And then we wonder as a society why there is so little in the way of authentic community?
I think another reason for the loss of authentic community is a turning from or downplaying of the church as the primary human community outside of the family.
God’s Word calls the church the Body of Christ. It is our spiritual family, the family of God, and we believers are spiritual brothers and sisters in Christ. I believe God intends for the local church to be the primary human community for believers, outside of their own natural families. Outside of your family, your local church should be the primary community with which you identify.
Of course, many Christians still go to church. Some are even still committed to attending on a regular basis. That’s all well and good. But one thing I’ve noticed is that many believers today don’t seem to view the fellowship of the church as the primary community they identify with (outside of their own family, of course). Instead, other organizations or causes or activities end up taking the place of the church as their way to connect with the broader community. These organizations and causes and activities may be good and wholesome and very much worth being involved in. For believers such organizations are often explicitly Christian in their emphases and goals. But if they end up replacing the local church as the primary community that we identify with outside of the family, then something is not right.

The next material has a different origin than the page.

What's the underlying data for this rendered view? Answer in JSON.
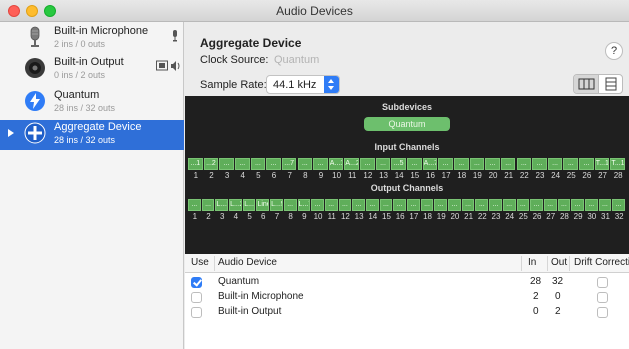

Sometimes the local church itself bears the lion’s share of blame for this situation. It is easy for local churches to function like theology clubs, preaching stations, religious entertainment or program centers, or ritual centers where one goes on occasion for drive-thru sacraments. It is easy for the local church to talk about being a genuine community of faith. But it is another thing to actually be an intentional, living, vital community of faith. The latter takes hard work, earnest prayer, and committed involvement on the part of leaders and congregants in each other’s lives.
But sometimes we believers are ourselves largely to blame for this. Other priorities, interests and activities – even wholesome, “Christian” ones – end up taking precedent over committed, intentional involvement in Christian community with our brothers and sisters in the local church.

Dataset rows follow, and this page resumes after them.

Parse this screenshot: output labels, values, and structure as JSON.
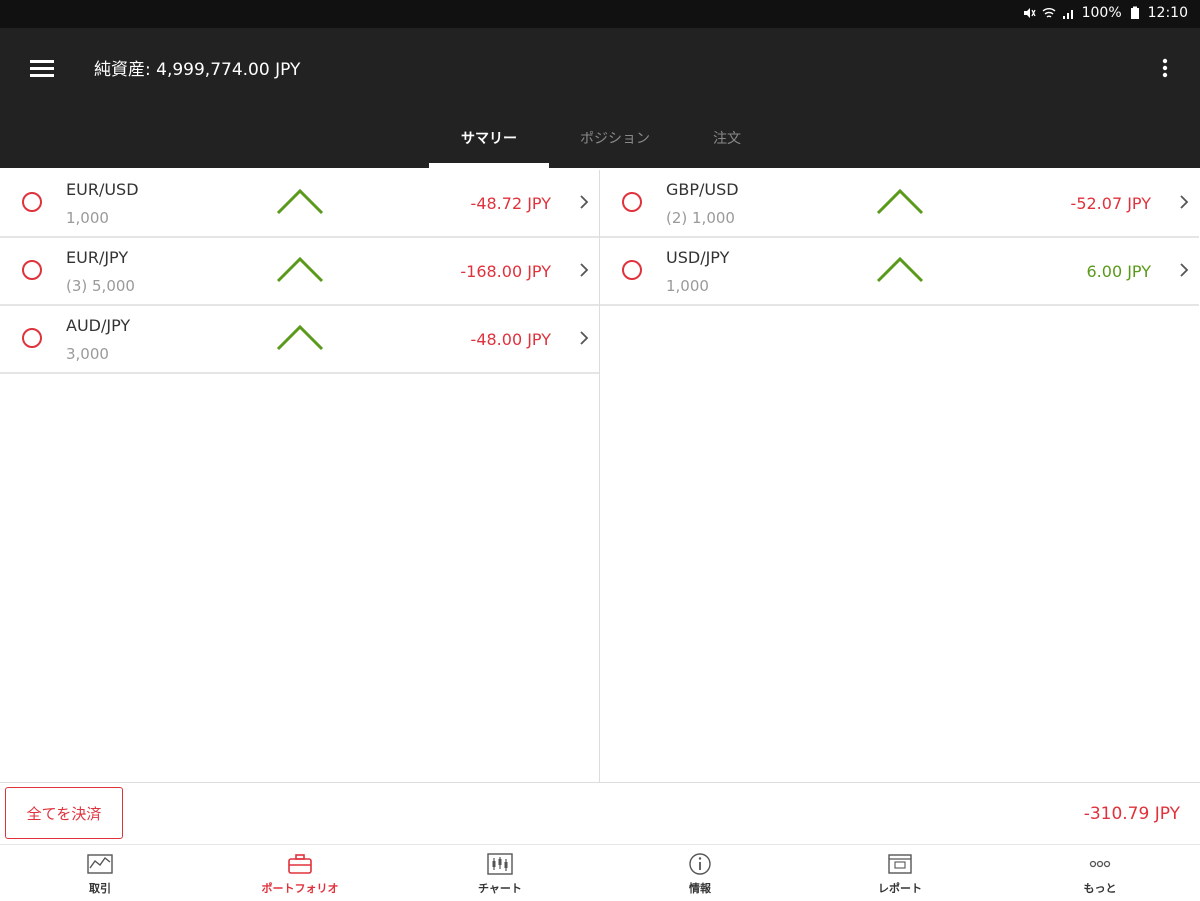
{
  "status_bar": {
    "battery": "100%",
    "time": "12:10"
  },
  "header": {
    "title": "純資産: 4,999,774.00 JPY"
  },
  "tabs": [
    {
      "label": "サマリー",
      "active": true
    },
    {
      "label": "ポジション",
      "active": false
    },
    {
      "label": "注文",
      "active": false
    }
  ],
  "positions_left": [
    {
      "pair": "EUR/USD",
      "quantity": "1,000",
      "pl": "-48.72 JPY",
      "pl_sign": "negative"
    },
    {
      "pair": "EUR/JPY",
      "quantity": "(3) 5,000",
      "pl": "-168.00 JPY",
      "pl_sign": "negative"
    },
    {
      "pair": "AUD/JPY",
      "quantity": "3,000",
      "pl": "-48.00 JPY",
      "pl_sign": "negative"
    }
  ],
  "positions_right": [
    {
      "pair": "GBP/USD",
      "quantity": "(2) 1,000",
      "pl": "-52.07 JPY",
      "pl_sign": "negative"
    },
    {
      "pair": "USD/JPY",
      "quantity": "1,000",
      "pl": "6.00 JPY",
      "pl_sign": "positive"
    }
  ],
  "footer": {
    "close_all_label": "全てを決済",
    "total_pl": "-310.79 JPY"
  },
  "bottom_nav": [
    {
      "label": "取引",
      "icon": "trade-icon",
      "active": false
    },
    {
      "label": "ポートフォリオ",
      "icon": "briefcase-icon",
      "active": true
    },
    {
      "label": "チャート",
      "icon": "chart-icon",
      "active": false
    },
    {
      "label": "情報",
      "icon": "info-icon",
      "active": false
    },
    {
      "label": "レポート",
      "icon": "report-icon",
      "active": false
    },
    {
      "label": "もっと",
      "icon": "more-dots-icon",
      "active": false
    }
  ],
  "colors": {
    "negative": "#e0323c",
    "positive": "#5a9a1a",
    "trend_up": "#5a9a1a",
    "appbar": "#222222"
  }
}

I don’t have a silver-bullet solution to the crisis of the loss of community in our world today. But I do believe that several important things need to happen for this craving for community to be adequately, biblically satisfied.
First, family life needs to be recovered and strengthened. As I said, the biblical family is the most basic, foundational human community. Strong, Christ-centered marriages and families will go a long way to recovering a sense of authentic community.
Second, Christians need to recommit to the local church as their primary focus of community involvement outside of the family. I’m not saying Christians can’t be involved in other good causes or organizations or activities. Just that the local church needs to be the top priority among them.
Finally, the church itself and its leaders need to put more stress on the importance of the church as a community of faith. The gospel of Jesus Christ creates authentic community, for through faith in Christ we believers are united to Christ, and thus united to one another as members together in the Body of Christ. What better foundation upon which to build genuine Christian community? What greater means by which to satisfy the craving for community?